How do retailers solve for these five challenges?
Filling out transaction forms with addresses and credit card numbers often leave shoppers weary – over 60% of consumers won’t complete a purchase if the site is missing a trust logo. Therefore, in addition to the SSL certificate, retailers’ transaction forms should include well-known and trusted security logos clearly visible and close to transaction forms.
Retailers’ product pages should be more focused on the details that matter to the target buyer versus keyword priorities. Retailers need to provide as much detail as possible and have it read simple enough for anyone to fully understand. Product description pages need to include: product measurements, available colors, model or item numbers, photos and videos. The feature image of the product also serves as the first impression to the shopper, so making the investment in high-quality imagery is important. There should also be more than just one photo, including a gallery of images, as well as any potential 360-degree shots gives shoppers a full glimpse at what the product really looks like. Shotfarm reported that detailed descriptions rank higher in influencing a customer’s decision to purchase over reviews and price.
Since reviews are also valuable to converting shoppers, having them accessible on the product page can assist with conversion. Two Leaves does a great job of this, by having the product description, ingredients, how to brew and reviews all within the product page and right next to the “add to cart” button.
Product pages also offer the retailer an opportunity for up- and cross-selling as Amazon does so well with their “frequently bought together” feature.
A step in the consumer journey that is often overlooked is the consumer’s desire to compare products; and it’s typically lumped in with search or navigation as an afterthought when mapping this out. However, comparison itself is crucial. According to the Nielson Norman group, “the first step to enabling comparison is providing consistent information for all comparable products or services. However, when that information is distributed across detail pages, the interaction cost and the cognitive load both increase: users are forced to remember information, take notes, flip between tabs, or open multiple browser windows.” And because of this, the comparison table should be leveraged as it “allows for quick and easy comparison between each offering’s features and characteristics.”
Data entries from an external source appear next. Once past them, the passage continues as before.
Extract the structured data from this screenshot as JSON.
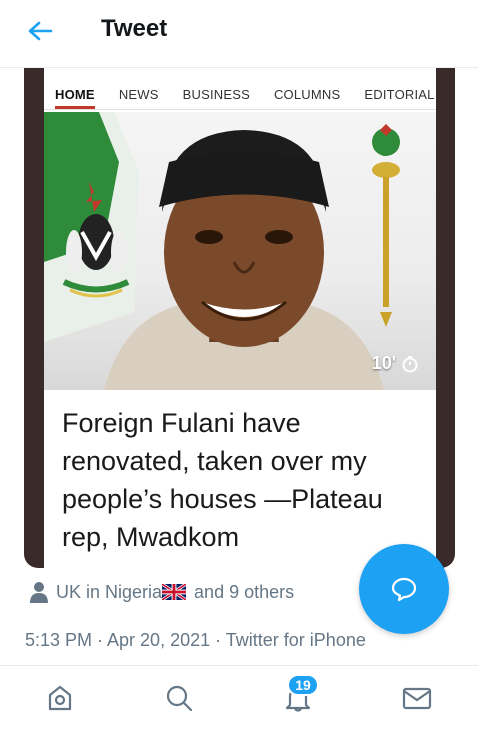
{
  "header": {
    "title": "Tweet"
  },
  "article": {
    "nav": [
      "HOME",
      "NEWS",
      "BUSINESS",
      "COLUMNS",
      "EDITORIAL"
    ],
    "active_nav": "HOME",
    "timer": "10'",
    "headline": "Foreign Fulani have renovated, taken over my people’s houses —Plateau rep, Mwadkom"
  },
  "liked": {
    "text_a": "UK in Nigeria",
    "text_b": "and 9 others"
  },
  "meta": "5:13 PM · Apr 20, 2021 · Twitter for iPhone",
  "notifications": {
    "badge": "19"
  },
  "colors": {
    "accent": "#1da1f2",
    "muted": "#657786",
    "card_border": "#3b2a2a"
  },
  "icons": [
    "back-arrow-icon",
    "home-icon",
    "search-icon",
    "bell-icon",
    "mail-icon",
    "reply-icon",
    "person-icon",
    "uk-flag-icon",
    "clock-icon"
  ]
}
Keurig offers a straightforward comparison table and it is also visible right from the mobile navigation with product details and FAQs. Keurig also ensures the “live chat” feature is available front and center during this phase of the journey – providing added assurance that all mobile site visitors’ questions can be answered in a timely manner.
Good mobile navigation is imperative in the customer journey – and it is not to mirror desktop. The more scrolling a mobile user has to do the more likely they are to bounce.
Common practice is to collapse the mobile menu within three horizontal bars aka the “hamburger” icon. Mobile navigation must be quick and intuitive, while informing visitors and providing shortcuts to the areas of the mobile site that matter most to them. L.L. Bean provides clear navigation within their mobile header by offering the hamburger, hyperlinked logo to bring users back to the home page, shopping bag and direct upfront search bar.
The hamburger icon opens up to reveal the organized navigation options. “Call us” and customer service are also clearly displayed and accessible for users. Retailers must prioritize navigation options while keeping it short and sweet and designed for touch.
Navigation shouldn’t mirror desktop, neither should the mobile checkout process with forms and fields. Mobile involves planning for the “thumb zone” and ensuring all the necessary functions needed via touch are within proximity of where a user’s thumb would be on the device.
The checkout and form completion phase of the customer’s journey is also not the time to try to up- or cross-sell. This phase needs to be as frictionless as possible or retailers run the risk of mobile cart abandonment.Checkout also needs to be a simple one-page form, no images and descriptive text. Staples is a great example of this and because of the simplicity of the page, mobile loading time won’t be an issue.